3. Since the time they welcomed me 20 years ago with open arms and filled with hope, the Mexican people have accompanied me on many of the paths I have taken. I have met Mexicans at the Wednesday General Audiences and at the great events which the Church has celebrated in Rome and elsewhere in America and throughout the world. The greeting with which they always welcomed me still echoes in my ears: Mexico ever faithful and ever present.
I come to a country where the Catholic faith served as a foundation for the intermingling which transformed the ancient ethnic and antagonistic plurality into a fraternal unity and destiny. Nor is it possible to understand Mexico without the faith brought from Spain to these lands by the first 12 Franciscans, and later strengthened by Dominicans, Jesuits, Augustinians and, others who preached Christ's saving word. In addition to the of evangelization which made Catholicism an integral and fundamental part of the nation's soul, the missionaries left deep cultural imprints and marvellous works of art which today are a legitimate cause of pride for all Mexicans and a rich expression of their civilization.
I come to a country whose history is traversed by three realities which, like rivers that are sometimes hidden and plentiful, converge at times and at others reveal their complementary differences, without ever merging completely: the ancient and rich sensitivity of the indigenous peoples loved by Juan de Zumarraga and Vasco de Quiroga, whom many of these peoples continue to call fathers; Christianity, rooted in the Mexican soul; and modern rationality of the European kind, which wanted so much to exalt independence and freedom. I know that many far-sighted minds are working hard so that these currents of thought and culture can better combine their resources through dialogue, socio-cultural development and the desire to build a better future.
I come to you, Mexicans of all social classes and conditions, and to you, my brothers and sisters of the American continent, to greet you in the name of Christ: the God who became man so that all human beings could hear his call to divine sonship in Christ. Together with my Brother Bishops of Mexico and all America, I come to kneel before the tilma of Bl.Juan Diego. I will ask Our Lady ofGuadalupe, at the end ofa prolific but tormented millennium, that the next millennium will be one in which secure ways of brotherhood and peace are opened in Mexico, America and the whole world. Brotherhood and peace, which can find in Jesus Christ a sure foundation and spacious paths of progress. With the peace of Christ, I wish Mexicans success in their quest for harmony, since they constitute a great nation which unites them all.
4. Since I already feel prostrate before the Morenita Virgin of Tepeyac, Queen of Mexico and Empress of America, from this moment I commend the destiny of this nation and of the whole continent to her motherly care. May the new century and the new millennium encourage a general rebirth under the gaze of Christ, our life and our hope, who always offers us the ways of brotherhood and of sound human fellowship.

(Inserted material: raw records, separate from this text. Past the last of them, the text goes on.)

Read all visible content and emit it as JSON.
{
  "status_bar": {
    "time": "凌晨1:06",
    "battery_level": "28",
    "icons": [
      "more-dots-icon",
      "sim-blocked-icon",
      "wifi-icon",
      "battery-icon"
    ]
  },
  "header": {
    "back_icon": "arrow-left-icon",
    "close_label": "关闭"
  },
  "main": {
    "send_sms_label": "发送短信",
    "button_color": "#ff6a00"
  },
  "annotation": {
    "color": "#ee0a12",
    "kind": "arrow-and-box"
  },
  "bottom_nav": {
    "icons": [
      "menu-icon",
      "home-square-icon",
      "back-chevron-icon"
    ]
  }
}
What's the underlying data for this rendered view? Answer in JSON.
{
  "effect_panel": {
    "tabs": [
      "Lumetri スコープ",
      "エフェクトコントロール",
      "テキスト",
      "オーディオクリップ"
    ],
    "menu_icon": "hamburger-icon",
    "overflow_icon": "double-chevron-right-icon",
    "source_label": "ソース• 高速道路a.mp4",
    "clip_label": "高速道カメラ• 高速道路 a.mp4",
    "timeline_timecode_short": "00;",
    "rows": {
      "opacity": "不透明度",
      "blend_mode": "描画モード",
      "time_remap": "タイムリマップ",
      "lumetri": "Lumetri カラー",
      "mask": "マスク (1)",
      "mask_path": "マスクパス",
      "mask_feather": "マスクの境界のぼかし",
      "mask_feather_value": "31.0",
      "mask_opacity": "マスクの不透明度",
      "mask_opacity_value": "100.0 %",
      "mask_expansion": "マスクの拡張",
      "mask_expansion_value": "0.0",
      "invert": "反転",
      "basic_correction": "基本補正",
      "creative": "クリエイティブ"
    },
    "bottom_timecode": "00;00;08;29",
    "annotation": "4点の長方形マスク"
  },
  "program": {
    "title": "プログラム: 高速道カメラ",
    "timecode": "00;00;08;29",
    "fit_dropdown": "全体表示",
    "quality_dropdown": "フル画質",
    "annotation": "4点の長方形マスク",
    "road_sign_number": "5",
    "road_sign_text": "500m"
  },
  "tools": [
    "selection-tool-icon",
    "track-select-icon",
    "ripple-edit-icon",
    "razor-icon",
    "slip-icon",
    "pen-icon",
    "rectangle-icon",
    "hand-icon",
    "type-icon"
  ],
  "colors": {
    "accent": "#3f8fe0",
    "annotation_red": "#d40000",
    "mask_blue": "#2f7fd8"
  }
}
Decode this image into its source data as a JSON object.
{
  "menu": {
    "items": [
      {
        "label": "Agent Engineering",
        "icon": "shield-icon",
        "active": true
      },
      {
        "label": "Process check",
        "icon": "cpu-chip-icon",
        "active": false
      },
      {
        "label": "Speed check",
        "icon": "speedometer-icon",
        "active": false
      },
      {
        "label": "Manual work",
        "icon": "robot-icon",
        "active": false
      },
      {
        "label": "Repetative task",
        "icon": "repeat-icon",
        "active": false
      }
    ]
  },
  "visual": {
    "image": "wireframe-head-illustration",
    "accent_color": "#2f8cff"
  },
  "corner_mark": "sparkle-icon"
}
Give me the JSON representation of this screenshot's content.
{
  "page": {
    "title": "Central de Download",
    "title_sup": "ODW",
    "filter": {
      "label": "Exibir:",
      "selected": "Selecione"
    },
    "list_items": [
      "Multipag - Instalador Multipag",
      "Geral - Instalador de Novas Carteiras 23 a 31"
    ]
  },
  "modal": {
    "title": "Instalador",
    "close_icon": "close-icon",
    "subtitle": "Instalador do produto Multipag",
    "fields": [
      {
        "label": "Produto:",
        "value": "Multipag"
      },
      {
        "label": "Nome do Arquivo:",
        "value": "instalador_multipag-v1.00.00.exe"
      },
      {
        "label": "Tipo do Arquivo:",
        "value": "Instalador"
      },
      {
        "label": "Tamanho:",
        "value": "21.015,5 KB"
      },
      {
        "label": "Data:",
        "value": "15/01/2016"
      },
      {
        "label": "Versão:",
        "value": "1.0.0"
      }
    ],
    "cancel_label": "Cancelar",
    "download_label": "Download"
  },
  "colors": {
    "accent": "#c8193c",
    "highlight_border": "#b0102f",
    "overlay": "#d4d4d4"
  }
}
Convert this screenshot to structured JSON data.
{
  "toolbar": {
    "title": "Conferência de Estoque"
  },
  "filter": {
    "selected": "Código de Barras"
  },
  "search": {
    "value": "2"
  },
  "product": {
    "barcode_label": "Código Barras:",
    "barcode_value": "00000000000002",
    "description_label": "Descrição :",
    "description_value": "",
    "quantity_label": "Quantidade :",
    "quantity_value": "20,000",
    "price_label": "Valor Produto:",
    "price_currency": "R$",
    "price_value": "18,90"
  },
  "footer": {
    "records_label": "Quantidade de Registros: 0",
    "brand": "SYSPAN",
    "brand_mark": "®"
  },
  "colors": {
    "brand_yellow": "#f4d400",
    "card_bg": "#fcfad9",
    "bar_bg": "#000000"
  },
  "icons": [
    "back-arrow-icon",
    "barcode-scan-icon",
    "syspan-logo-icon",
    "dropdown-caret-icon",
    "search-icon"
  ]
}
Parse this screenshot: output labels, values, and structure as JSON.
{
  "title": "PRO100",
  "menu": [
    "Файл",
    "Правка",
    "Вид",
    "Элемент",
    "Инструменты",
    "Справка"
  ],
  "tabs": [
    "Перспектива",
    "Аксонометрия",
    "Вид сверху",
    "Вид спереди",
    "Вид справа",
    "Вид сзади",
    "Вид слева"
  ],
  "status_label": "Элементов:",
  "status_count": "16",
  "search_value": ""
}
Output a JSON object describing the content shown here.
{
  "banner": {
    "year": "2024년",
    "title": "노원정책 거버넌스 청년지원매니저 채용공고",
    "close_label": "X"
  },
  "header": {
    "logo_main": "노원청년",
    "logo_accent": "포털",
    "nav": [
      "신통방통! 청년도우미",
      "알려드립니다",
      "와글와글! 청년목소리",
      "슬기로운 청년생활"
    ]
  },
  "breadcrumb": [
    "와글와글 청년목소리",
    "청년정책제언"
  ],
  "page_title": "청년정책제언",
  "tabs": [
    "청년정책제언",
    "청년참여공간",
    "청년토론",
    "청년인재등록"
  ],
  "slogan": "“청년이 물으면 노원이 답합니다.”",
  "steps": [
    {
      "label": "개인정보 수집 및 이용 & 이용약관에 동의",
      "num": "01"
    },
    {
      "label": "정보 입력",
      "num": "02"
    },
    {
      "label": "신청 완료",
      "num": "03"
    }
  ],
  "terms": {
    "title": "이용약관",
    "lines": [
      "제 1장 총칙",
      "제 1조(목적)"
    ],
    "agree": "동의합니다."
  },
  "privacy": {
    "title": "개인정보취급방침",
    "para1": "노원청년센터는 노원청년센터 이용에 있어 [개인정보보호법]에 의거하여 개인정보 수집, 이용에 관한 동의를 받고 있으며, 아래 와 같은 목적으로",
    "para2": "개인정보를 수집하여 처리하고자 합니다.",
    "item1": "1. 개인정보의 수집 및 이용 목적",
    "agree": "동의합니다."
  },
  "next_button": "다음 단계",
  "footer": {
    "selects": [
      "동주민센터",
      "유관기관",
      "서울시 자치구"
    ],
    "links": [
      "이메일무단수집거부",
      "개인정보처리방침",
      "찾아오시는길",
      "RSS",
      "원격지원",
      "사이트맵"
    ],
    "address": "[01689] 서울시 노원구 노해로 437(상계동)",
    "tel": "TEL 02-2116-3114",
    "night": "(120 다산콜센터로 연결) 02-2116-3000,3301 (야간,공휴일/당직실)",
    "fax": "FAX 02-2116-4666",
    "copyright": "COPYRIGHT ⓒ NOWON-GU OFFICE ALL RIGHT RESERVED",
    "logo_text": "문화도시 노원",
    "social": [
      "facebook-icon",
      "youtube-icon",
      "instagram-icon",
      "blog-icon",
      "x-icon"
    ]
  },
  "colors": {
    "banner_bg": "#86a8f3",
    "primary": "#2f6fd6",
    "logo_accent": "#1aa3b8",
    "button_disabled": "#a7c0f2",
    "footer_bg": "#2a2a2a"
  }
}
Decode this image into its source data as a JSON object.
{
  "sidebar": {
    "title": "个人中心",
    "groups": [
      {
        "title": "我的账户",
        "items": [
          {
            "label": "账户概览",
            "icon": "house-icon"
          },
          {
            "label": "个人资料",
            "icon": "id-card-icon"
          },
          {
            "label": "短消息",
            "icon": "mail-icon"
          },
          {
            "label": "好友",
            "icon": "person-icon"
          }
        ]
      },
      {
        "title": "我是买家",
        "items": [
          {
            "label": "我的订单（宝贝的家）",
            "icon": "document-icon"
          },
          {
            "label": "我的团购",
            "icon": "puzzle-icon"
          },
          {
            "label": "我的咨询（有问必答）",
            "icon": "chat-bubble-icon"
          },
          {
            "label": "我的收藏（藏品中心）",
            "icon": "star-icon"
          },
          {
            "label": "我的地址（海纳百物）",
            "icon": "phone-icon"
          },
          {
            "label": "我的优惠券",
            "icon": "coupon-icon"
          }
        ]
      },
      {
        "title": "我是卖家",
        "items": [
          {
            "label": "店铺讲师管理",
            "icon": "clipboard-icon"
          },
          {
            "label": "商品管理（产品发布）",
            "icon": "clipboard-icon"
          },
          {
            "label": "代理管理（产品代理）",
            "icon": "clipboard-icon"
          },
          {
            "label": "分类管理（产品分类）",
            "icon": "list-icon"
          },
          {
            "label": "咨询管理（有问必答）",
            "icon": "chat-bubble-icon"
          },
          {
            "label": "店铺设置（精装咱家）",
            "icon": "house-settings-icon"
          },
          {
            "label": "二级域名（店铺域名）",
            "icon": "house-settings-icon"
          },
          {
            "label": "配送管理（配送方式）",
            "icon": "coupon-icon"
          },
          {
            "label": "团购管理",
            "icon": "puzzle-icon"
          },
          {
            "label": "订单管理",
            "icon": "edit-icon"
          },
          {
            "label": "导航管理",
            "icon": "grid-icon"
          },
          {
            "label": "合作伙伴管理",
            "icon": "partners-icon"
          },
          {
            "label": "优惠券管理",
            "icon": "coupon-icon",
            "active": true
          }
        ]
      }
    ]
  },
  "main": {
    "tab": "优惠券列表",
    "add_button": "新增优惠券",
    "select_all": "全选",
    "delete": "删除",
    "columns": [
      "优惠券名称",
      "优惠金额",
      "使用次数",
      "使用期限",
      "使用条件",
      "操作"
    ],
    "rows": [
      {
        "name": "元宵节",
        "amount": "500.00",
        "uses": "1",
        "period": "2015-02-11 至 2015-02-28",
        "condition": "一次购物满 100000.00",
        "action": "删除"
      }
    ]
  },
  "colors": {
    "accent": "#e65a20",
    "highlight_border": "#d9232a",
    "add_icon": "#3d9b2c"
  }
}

May Our Lady ofGuadalupe help Mexico and America to walk together on these paths, safe and filled with light.
Weekly Edition in English
27 January 1999, page 3
L'Osservatore Romano is the newspaper of the Holy See.
The Weekly Edition in English is published for the US by:
The Cathedral Foundation
L'Osservatore Romano English Edition
320 Cathedral St.
Baltimore, MD 21201
Subscriptions: (410) 547-5315
Fax: (410) 332-1069